Date of introduction:  1979 Display technology:  Fluorescent
New price:  DM 29.00 Display size:  8
Size:  5.6" x 3.0" x 0.8"
 142 x 75 x 20 mm3
   
Weight:  3.9 ounces, 110 grams Serial No:  G 15240
Batteries:  2*AA Date of manufacture:  year 1979
AC-Adapter:  BH-115 (110V) or
 BH-116 (220V)
Origin of manufacture:  Taiwan
Precision:  8 Integrated circuits:  TMS1045 (MT7919)
Memories:  1 Displays:  Futaba 9-ST-08A
Program steps:   Courtesy of:  Joerg Woerner

This Toshiba BC-8112SL "Enhanced Basic" calculator followed the otherwise identical BC-8112SR and shares its internal design with the BC-8018B "Basic" and BC-8111B "Basic with Memory" calculators. The rather unusual approach to use identical electronics for three calculators with a quite different feature set was made possible with Texas Instruments' introduction of the cost-effective TMS1040 Product Family based on the TMS1070 "computer-on-a-chip" introduced in 1974 with the original TMS1000. But we have to credit Canon releasing the full potential of the TMS1040 with its "Almost Scientific" F-31 calculator in 1977.

Comparing the functionality of the three Toshiba calculators and the Canon F-31 demonstrates the bandwidth of products made possible with the TMS1045 single-chip calculator circuit:

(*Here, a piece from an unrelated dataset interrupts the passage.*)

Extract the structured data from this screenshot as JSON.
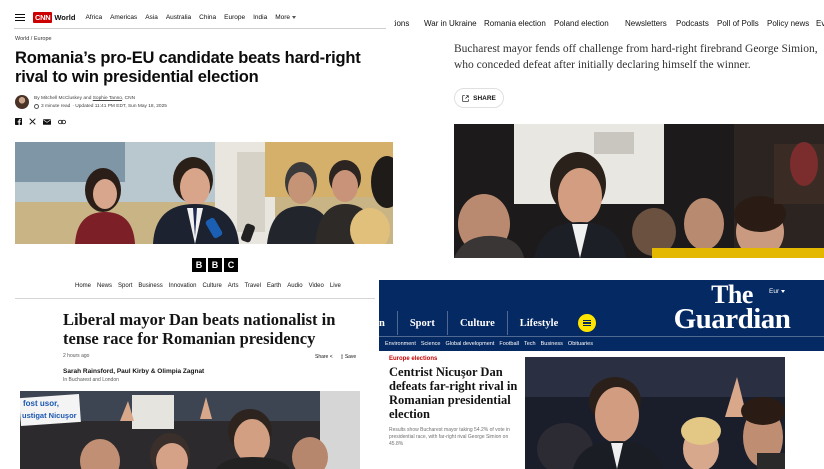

Calculator M+ +/- 1/x x2 x % PI () 2-0-F
Toshiba BC-8018B           * * *     
Toshiba BC-8111B *        * * *    
Toshiba BC-8112SL *   * * * * * *  
Canon F-31 * * * * * * * * *

Dismantling the featured BC-8112SL calculator manufactured in 1979 by Zeny Corporation in Taiwan reveals a very cost effective design using a single-sided printed circuit board (PCB) centered around a TMS1045 single-chip calculator circuit connected to a 9-digit Vacuum Fluorescent Display (VFD), a keyboard assembly and powered by 2 AA-sized alkaline batteries.

While the earlier TMS1070 can directly interface with low-voltage VFD up to 35 Volts does it still need external resistors and a zener diode to bias the anodes and grids of the display with respect to the filament. The TMS1040 added an extra VPP pin to connect a negative 30 Volts bias voltage for its modified output drivers. With the TMS1070 featuring 11 R Outputs for the Digits, 8 O Outputs for the Segments and 4 K Inputs for the Keyboard, reduced the TMS1040 the number of R Outputs to 9, consequently are all known TMS1040 calculator designs using a 9-digit VF Display.



If you have additions to the above article please email: joerg@datamath.org.

Joerg Woerner, October 26, 2002. No reprints without written permission.